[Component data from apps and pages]
═══
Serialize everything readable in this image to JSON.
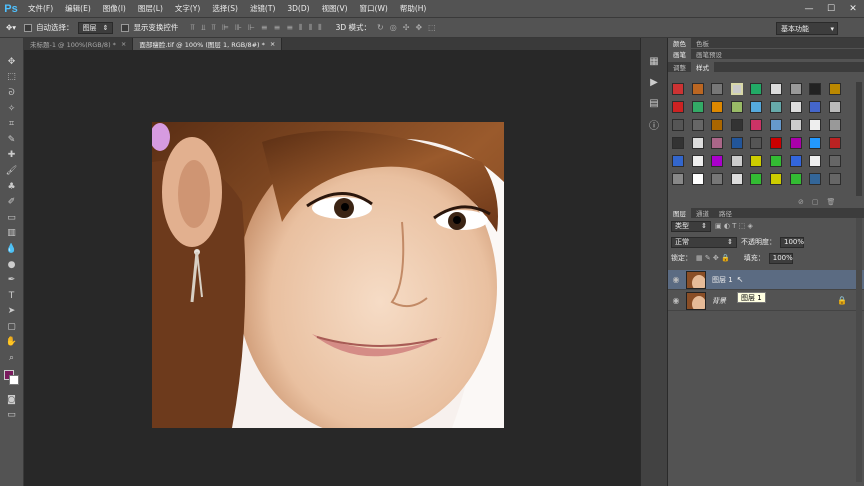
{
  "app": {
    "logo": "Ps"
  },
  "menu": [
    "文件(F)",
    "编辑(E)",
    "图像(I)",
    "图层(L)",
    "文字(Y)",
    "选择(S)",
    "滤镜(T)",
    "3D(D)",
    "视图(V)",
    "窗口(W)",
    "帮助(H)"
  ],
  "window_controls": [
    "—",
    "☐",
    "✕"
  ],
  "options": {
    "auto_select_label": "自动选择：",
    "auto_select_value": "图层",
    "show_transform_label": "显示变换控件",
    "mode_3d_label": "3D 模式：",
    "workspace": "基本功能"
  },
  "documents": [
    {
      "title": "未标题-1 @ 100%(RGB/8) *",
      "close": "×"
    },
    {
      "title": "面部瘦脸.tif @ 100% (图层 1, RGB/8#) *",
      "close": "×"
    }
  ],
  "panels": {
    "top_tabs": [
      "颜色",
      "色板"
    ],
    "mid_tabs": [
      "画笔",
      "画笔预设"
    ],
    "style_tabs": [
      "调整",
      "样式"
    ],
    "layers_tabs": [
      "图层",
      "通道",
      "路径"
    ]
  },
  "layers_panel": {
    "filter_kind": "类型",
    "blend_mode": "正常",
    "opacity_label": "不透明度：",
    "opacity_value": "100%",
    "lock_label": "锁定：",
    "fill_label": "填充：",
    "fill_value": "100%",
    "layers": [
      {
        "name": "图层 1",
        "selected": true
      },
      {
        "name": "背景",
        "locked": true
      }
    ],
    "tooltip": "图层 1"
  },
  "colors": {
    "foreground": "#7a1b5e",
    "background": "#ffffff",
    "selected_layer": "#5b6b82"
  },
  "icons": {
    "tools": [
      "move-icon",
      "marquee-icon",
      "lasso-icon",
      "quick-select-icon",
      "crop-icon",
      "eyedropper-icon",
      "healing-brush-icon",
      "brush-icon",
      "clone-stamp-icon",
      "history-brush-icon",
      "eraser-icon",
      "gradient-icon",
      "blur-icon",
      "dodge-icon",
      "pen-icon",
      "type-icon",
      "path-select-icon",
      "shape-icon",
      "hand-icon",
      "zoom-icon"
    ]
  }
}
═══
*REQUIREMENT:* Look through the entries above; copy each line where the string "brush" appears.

*EXERCISE SOLUTION:*
      "healing-brush-icon",
      "brush-icon",
      "history-brush-icon",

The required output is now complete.